Grills has claimed that Drew helped hatch the plot to set up a fake MySpace account and pretend to be "Josh Evans," a new 16-year-old boy in town with a crush on Meier. She said that she, Drew, Drew's daughter, and others sent messages to Meier. The hoax reportedly began as a way to catch Meier spreading rumors about Drew's daughter, so a group of teens could confront Meier.

Drew is the only person to be charged in the case. The judge told jurors that the suicide could be presented as evidence but stressed that Drew is not on trial for Meier's death. Rather, prosecutors charged her with computer fraud and abuse. They said she violated the terms and conditions of MySpace and set up the fake account to inflict emotional pain on Meier.

If convicted on all charges of conspiracy and accessing protected computers without authorization, Drew faces up to five years in prison for each of four counts.

Grills admitted Thursday that she eventually sent Meier a message from "Josh Evans" saying the world would be better off without her in an attempt to end the hoax. Meier hanged herself shortly after receiving that message. Her mother found her and she died the next day.
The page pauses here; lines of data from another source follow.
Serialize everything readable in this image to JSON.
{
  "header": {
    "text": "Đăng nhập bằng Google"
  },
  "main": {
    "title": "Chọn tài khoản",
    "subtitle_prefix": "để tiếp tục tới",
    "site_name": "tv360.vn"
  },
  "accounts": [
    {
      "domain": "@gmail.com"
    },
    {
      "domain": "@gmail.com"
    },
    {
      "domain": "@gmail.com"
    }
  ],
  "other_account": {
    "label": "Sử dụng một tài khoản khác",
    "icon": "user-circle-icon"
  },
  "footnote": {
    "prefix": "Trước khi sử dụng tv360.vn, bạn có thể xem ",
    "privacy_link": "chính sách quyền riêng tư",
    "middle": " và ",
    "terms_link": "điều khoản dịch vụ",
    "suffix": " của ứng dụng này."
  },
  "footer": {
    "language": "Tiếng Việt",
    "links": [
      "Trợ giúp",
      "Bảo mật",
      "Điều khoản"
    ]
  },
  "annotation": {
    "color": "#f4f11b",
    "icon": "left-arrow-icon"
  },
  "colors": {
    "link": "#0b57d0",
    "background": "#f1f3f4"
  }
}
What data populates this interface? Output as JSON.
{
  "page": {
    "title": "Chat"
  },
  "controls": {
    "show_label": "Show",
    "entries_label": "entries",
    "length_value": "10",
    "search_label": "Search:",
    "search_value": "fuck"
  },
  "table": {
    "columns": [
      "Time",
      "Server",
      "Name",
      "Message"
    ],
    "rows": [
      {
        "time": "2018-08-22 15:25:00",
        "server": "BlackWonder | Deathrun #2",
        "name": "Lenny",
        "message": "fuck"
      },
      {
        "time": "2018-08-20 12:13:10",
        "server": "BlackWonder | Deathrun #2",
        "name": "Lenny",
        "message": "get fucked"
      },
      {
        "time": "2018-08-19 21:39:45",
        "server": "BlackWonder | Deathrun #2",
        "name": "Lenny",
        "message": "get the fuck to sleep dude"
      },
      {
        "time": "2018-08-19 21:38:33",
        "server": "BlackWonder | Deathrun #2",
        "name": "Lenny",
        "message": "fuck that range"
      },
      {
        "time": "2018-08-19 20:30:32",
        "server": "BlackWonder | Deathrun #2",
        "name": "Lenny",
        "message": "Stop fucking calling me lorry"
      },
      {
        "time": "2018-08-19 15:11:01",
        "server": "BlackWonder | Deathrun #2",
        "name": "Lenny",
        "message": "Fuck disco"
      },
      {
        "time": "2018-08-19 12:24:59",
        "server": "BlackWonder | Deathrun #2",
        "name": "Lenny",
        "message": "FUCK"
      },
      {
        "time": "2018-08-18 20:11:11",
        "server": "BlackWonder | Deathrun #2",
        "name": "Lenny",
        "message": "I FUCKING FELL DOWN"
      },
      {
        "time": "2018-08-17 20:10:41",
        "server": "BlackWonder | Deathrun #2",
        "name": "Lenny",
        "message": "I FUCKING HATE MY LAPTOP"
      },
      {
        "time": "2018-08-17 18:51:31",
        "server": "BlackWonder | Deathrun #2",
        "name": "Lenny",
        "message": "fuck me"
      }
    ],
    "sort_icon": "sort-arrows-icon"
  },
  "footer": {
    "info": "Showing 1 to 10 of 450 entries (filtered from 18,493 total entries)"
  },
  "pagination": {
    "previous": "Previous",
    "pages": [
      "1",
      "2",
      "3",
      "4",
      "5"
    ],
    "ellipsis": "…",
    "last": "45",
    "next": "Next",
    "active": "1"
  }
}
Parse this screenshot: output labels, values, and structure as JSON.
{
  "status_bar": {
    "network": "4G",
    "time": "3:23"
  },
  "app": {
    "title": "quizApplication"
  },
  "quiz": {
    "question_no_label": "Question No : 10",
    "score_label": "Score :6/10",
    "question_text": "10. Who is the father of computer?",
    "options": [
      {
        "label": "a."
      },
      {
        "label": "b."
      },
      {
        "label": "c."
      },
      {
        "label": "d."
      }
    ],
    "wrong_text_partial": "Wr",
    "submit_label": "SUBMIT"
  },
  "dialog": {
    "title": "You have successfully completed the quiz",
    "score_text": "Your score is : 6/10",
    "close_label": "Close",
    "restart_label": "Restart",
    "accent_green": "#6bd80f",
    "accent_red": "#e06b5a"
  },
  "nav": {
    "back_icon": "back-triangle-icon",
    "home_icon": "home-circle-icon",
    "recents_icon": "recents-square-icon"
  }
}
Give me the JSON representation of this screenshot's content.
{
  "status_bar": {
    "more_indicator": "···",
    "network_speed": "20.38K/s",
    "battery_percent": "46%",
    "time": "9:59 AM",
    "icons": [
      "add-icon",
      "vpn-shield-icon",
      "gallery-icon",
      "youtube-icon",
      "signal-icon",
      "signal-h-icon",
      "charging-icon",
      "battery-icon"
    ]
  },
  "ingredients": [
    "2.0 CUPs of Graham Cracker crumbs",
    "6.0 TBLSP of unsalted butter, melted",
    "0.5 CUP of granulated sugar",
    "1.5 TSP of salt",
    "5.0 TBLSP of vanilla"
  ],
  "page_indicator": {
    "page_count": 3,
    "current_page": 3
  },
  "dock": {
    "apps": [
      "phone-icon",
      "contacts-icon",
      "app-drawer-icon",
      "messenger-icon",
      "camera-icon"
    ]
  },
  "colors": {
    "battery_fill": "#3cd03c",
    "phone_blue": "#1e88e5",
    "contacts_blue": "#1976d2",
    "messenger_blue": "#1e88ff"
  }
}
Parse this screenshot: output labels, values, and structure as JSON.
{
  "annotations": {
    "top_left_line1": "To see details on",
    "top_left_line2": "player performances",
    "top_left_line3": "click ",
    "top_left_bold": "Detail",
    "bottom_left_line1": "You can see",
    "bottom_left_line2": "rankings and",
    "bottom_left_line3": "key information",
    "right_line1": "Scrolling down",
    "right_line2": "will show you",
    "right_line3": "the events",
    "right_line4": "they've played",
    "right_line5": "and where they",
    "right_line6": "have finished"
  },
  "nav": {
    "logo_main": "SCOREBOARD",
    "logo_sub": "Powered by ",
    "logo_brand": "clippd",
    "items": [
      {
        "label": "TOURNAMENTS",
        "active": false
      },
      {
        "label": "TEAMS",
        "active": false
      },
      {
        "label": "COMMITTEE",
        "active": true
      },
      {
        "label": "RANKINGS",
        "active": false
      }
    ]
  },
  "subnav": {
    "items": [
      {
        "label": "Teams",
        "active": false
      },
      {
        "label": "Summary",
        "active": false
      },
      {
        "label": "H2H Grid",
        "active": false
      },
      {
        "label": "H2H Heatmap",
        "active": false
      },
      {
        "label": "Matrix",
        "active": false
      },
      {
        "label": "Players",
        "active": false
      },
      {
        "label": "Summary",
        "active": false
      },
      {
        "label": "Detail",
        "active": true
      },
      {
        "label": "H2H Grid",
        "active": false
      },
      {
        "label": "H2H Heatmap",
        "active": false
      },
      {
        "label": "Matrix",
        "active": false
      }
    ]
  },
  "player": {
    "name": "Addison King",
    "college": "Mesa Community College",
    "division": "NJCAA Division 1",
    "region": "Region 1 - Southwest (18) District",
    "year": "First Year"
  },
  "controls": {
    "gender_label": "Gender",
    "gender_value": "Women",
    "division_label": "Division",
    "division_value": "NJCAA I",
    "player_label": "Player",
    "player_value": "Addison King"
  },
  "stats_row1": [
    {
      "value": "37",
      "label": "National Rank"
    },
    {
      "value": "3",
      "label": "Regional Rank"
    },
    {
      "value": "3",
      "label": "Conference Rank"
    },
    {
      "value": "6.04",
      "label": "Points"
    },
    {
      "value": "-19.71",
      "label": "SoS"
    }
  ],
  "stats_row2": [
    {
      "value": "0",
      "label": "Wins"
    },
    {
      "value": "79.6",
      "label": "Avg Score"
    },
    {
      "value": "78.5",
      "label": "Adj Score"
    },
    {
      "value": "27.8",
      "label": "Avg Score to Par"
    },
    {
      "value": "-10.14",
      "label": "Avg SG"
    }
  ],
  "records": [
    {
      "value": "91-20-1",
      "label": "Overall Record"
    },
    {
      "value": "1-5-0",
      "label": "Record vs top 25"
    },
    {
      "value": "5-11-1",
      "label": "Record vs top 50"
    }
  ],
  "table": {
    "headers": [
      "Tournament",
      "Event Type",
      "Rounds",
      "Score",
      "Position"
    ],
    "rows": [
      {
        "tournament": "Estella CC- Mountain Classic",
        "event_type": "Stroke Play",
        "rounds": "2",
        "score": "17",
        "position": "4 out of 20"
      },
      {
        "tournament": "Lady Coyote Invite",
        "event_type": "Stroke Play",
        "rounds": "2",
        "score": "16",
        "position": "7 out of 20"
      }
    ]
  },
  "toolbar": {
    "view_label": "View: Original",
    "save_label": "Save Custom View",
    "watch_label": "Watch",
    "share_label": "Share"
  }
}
Prosecutors said Wednesday that Grills told Drew about the last message before sending it, according to Reuters.

The victim's mother also testified this week. Tina Meier said in court, and in public appearances, that Drew was aware that her daughter had battled depression and bullying and took antidepressants.

The unprecedented trial is taking place in Los Angeles because that's where the MySpace computer servers are located.